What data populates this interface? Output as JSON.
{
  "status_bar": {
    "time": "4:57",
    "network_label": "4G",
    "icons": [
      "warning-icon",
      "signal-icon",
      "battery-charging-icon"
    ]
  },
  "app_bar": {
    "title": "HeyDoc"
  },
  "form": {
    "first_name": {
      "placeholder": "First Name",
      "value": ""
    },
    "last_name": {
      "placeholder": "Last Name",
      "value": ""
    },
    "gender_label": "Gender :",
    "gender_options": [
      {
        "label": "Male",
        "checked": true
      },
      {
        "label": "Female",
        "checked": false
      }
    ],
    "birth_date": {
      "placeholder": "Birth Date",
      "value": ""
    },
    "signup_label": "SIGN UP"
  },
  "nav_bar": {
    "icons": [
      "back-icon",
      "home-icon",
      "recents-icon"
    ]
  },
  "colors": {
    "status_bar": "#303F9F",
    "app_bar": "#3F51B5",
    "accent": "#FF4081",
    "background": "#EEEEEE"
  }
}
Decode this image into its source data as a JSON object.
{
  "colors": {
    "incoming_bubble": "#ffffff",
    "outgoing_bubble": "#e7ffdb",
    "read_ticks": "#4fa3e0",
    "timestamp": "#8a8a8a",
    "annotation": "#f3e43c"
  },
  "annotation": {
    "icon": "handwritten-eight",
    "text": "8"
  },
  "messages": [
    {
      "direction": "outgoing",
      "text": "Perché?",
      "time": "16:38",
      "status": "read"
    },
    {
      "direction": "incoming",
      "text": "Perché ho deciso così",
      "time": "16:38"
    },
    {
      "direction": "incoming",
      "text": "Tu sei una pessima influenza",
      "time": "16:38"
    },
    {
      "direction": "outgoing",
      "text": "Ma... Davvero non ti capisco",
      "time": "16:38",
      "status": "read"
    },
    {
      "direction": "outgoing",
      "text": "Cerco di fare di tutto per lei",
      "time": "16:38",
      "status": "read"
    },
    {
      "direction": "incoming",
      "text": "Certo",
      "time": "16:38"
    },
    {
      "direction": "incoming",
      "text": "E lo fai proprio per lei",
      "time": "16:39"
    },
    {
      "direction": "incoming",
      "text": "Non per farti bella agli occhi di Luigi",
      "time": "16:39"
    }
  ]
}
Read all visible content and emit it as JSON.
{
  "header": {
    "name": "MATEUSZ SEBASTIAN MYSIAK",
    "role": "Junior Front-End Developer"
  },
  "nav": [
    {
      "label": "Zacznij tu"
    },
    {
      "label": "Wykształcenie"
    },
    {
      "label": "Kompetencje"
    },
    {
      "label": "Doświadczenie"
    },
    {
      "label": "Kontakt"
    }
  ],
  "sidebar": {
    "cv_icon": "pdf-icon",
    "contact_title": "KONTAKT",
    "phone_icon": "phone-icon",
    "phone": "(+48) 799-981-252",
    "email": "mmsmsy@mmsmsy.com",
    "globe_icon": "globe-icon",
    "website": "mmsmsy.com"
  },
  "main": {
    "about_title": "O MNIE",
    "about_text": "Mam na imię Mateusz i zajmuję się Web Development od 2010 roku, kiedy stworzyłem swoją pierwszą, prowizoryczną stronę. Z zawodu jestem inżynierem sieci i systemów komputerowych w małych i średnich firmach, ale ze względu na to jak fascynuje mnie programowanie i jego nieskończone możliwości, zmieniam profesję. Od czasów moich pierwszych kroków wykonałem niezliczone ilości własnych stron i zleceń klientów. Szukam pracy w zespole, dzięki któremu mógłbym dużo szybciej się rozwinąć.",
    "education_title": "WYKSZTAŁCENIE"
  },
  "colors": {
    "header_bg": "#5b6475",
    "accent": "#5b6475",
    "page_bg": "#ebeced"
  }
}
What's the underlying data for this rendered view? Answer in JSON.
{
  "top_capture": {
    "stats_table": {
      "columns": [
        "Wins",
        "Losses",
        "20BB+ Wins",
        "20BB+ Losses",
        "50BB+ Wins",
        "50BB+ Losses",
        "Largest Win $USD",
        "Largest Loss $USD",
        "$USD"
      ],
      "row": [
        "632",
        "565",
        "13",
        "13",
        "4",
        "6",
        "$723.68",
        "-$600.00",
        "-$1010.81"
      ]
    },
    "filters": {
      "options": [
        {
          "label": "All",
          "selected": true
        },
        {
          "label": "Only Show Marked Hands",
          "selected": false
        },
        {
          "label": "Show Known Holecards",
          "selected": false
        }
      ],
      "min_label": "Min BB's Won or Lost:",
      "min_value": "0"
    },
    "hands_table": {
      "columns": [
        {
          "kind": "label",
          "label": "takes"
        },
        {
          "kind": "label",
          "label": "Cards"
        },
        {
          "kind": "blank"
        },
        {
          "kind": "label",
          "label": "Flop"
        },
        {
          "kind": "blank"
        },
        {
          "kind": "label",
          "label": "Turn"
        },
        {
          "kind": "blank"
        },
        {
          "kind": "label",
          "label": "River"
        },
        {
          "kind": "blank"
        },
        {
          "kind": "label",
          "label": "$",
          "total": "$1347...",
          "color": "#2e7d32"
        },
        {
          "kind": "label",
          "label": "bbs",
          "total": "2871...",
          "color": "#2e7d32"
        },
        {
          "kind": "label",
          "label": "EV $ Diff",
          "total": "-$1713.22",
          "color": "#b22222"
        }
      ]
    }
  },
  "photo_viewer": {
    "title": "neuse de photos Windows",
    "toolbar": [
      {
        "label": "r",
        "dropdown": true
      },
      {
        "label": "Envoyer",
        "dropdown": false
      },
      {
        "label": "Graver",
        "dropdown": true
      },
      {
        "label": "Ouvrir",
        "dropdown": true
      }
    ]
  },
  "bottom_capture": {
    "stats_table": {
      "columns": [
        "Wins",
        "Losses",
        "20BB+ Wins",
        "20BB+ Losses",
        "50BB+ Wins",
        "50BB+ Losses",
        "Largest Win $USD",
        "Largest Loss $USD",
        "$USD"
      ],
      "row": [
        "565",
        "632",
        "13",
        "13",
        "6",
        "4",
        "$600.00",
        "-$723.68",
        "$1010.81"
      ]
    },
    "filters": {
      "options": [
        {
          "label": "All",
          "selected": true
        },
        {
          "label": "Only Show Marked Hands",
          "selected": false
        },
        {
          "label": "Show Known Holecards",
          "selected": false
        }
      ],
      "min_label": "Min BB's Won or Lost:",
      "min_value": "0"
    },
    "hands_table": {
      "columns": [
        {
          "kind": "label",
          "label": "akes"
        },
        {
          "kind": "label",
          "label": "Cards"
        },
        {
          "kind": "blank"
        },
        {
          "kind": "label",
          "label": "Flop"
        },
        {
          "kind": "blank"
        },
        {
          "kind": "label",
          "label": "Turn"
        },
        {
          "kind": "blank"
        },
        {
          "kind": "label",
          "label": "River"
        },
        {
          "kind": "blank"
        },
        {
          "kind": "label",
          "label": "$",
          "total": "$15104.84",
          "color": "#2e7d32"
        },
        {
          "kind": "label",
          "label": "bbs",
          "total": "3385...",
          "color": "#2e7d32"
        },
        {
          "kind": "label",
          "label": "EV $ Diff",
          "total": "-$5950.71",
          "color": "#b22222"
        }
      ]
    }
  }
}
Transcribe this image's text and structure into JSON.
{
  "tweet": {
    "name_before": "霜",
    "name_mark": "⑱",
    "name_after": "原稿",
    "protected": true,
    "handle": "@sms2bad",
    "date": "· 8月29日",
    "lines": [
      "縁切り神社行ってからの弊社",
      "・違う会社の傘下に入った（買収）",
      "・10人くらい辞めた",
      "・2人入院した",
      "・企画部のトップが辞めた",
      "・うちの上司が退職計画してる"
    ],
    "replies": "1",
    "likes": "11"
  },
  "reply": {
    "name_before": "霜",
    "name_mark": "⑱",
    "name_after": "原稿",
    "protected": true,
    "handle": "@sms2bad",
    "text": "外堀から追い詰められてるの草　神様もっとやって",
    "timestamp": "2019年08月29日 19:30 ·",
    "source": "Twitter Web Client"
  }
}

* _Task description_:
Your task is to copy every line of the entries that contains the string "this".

* _Answer to the problem_:
What data populates this interface? Output as JSON.
Decode this image into its source data as a JSON object.
What's the underlying data for this rendered view? Answer in JSON.
Transcribe this image's text and structure into JSON.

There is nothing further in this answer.